Lavender – romantic/nostalgic feelings, femininity, grace, elegance, refinement.
Take a look at this popular TV commercial.  Now do you see how color is used to sell certain products?

Finally, make your cover unique – one of a kind.  Use clear, crisp graphics.
Here is an ad Collin did for an upcoming book:
Bet you'll want to read this when it comes out.  I know I do.

Describe your story by the colors, which represent the subject of your book.  Pictures paint a true tale if the right colors are used.

Now you have what you need to create the cover of your upcoming best-selling novel.  But to ensure it is a best seller, try Collin and watch him perform his magic.  Here is his facebook link:

A song by a color expert:

Thanks for dropping by.

DM Yates



Beth said...

Thanks for using my cover...these computers at work are crappy though...I couldn't see all the pictures.

Colour is important. If the colour of the cover on the book isn't appealing, then chances are, you're not going to pick it up. Of course, everyone is different. One colour you like might not appeal to the next person.

If the cover isn't a good cover, or doesn't match what the book is about, then forget it. Your book is likely going to bomb.
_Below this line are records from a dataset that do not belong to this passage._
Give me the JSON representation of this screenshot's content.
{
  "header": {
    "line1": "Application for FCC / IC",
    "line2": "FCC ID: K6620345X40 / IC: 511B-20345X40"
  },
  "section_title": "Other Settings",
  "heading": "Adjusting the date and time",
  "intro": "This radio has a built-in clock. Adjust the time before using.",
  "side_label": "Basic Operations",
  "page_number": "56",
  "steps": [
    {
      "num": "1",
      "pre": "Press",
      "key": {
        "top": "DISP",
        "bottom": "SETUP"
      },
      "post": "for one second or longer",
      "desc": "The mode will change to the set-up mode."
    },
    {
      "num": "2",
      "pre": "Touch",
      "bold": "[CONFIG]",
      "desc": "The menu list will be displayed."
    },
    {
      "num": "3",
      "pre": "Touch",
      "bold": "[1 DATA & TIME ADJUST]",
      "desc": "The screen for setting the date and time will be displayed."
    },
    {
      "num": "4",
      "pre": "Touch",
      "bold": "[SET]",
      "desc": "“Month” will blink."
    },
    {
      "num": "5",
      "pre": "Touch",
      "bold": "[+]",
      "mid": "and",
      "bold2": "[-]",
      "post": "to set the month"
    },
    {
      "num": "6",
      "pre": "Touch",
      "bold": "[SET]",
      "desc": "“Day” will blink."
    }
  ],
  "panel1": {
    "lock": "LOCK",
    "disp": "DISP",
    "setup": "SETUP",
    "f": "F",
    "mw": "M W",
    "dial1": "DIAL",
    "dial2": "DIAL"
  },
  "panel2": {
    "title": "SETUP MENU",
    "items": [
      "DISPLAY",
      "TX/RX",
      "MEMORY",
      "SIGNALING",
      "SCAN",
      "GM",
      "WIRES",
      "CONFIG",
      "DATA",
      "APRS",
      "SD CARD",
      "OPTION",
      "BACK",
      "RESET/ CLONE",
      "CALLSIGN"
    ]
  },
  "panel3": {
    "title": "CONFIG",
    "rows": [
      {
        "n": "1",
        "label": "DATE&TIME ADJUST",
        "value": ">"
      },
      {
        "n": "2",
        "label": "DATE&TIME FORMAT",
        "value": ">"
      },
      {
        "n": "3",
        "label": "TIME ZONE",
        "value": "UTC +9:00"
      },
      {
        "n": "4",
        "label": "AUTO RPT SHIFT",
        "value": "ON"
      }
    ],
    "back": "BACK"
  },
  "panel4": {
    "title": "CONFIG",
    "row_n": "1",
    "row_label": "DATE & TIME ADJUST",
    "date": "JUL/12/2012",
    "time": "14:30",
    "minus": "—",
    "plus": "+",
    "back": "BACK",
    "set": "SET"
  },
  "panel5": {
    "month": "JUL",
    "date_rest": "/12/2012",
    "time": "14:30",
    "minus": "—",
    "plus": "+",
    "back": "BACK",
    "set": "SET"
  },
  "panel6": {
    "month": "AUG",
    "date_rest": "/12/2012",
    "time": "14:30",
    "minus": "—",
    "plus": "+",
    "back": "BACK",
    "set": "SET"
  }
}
DM said...

You are so right on this, Beth.

The Desert Rocks said...

Now that I'm totally hypnotized from the Disney color song I think I'm going to faint! Great post and I love all your great ideas. I have pastels in mind with for my book but who knows....

Barbara Fisher March House Books said...

I buy lots of books and had no idea how much colour was influencing my choices. I shall pay more attention now. Thank you for another really interesting post. I love the Disney song - Red, yellow, green, red, blue blue blue – and will be singing it for the rest of the day!

Norma Beishir said...

Collin can tell you I'm very picky when it comes to the colors on my covers--I love bold, vivid colors that catch the eye. I love, love LOVE yellow. I also love red, but I don't like orange. Go figure. I like black and gray but don't like brown. Too drab.

I've seen some truly bad covers, and I suspect it's an author picking something they like rather than what will work. One of the pitfalls of self-publishing: lacking knowledge of marketing their own product.

Pk Hrezo said...

An excellent color analysis, Donna. Covers are so so important. Not only the color used, but the placing of the color as well. I always gravitate toward books with tailored colors. Nothing too busy or bright or flowery. Shapes pull me in as easily as the colors. My new book cover (not pubbed yet) is different shades of blue and it's geared toward boys.
Collin has some very nice work here.

DM said...

I'm really enjoying reading these comments and seeing what we all choose as colors.
The Desert Rocks: can't wait to see your choice and yes, that song is hypnotizing.
Barbara: I can't wait to see what you find in watching the colors. We'll all sing that song with you.
Norma, I'm not surprised by your color choices. Orange is an outthere color.
PK, thank you for your comments and yes, the way colors are organized is very important. Thank you for mentioning that.

Christina Williams said...

Oh, this is such a great post, Donna! I love marketing, and I've always been interested in how psychology plays a role. Color really fits in with mood and should really be taken into account with book covers, logo's, etc. Really excellent post!

DM said...

Thank you so much, Christina!

Mike said...

You are right on Donna. The use of color combinations and hues is very methodical by professionals in order to draw attention. Fonts too. Certain fonts fit in certain circumstances. For instance, title or header fonts are different from the regular text for different reasons.

DM said...

Interesting, Mike. Didn't know about that. Maybe a future blog on fonts then. Thank you for your comment.

Roger Lawrence said...

Great post, Donna. As an amateur (and pretty hopeless) painter, I know of the rules you outlined yet I never use the info properly. So, when, If I publish my novels, I'll do as you say and get someone else to do my covers for me.

DM said...

Roger, you are a fine artist. I love your work. Thank you for your comment.

William Kendall said...

Terrific post, Donna. You're spot on about colors and covers.

DM said...

Thank you, William.